BRIEF
From the listing below, extract each entry exactly as written, minus the images.
<<<<
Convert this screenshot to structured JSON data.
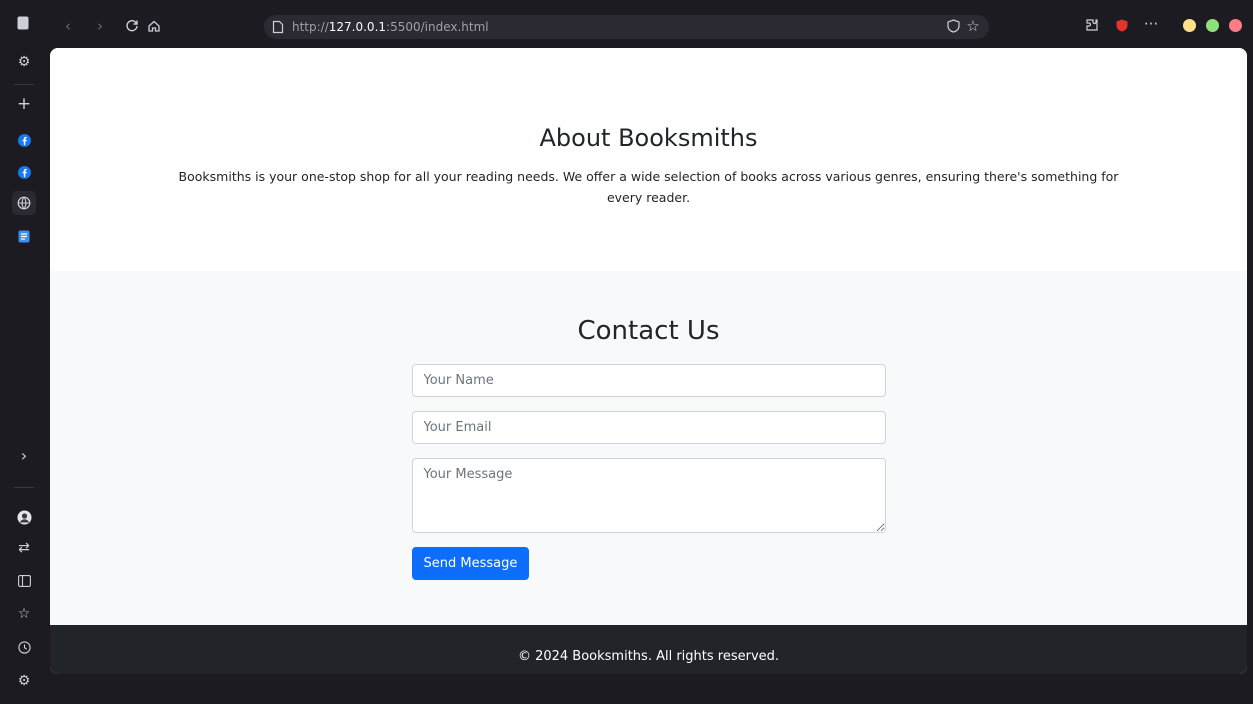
{
  "browser": {
    "url_scheme": "http://",
    "url_host": "127.0.0.1",
    "url_rest": ":5500/index.html"
  },
  "about": {
    "title": "About Booksmiths",
    "text": "Booksmiths is your one-stop shop for all your reading needs. We offer a wide selection of books across various genres, ensuring there's something for every reader."
  },
  "contact": {
    "title": "Contact Us",
    "name_placeholder": "Your Name",
    "email_placeholder": "Your Email",
    "message_placeholder": "Your Message",
    "send_label": "Send Message"
  },
  "footer": {
    "text": "© 2024 Booksmiths. All rights reserved."
  }
}
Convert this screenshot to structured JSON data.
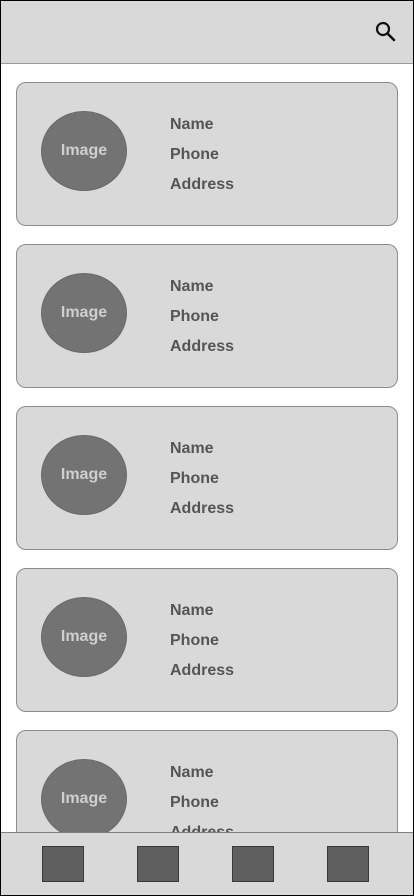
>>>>
ANSWER TO THIS EXERCISE
Convert this screenshot to structured JSON data.
{
  "browser": {
    "url_scheme": "http://",
    "url_host": "127.0.0.1",
    "url_rest": ":5500/index.html"
  },
  "about": {
    "title": "About Booksmiths",
    "text": "Booksmiths is your one-stop shop for all your reading needs. We offer a wide selection of books across various genres, ensuring there's something for every reader."
  },
  "contact": {
    "title": "Contact Us",
    "name_placeholder": "Your Name",
    "email_placeholder": "Your Email",
    "message_placeholder": "Your Message",
    "send_label": "Send Message"
  },
  "footer": {
    "text": "© 2024 Booksmiths. All rights reserved."
  }
}
Convert this screenshot to structured JSON data.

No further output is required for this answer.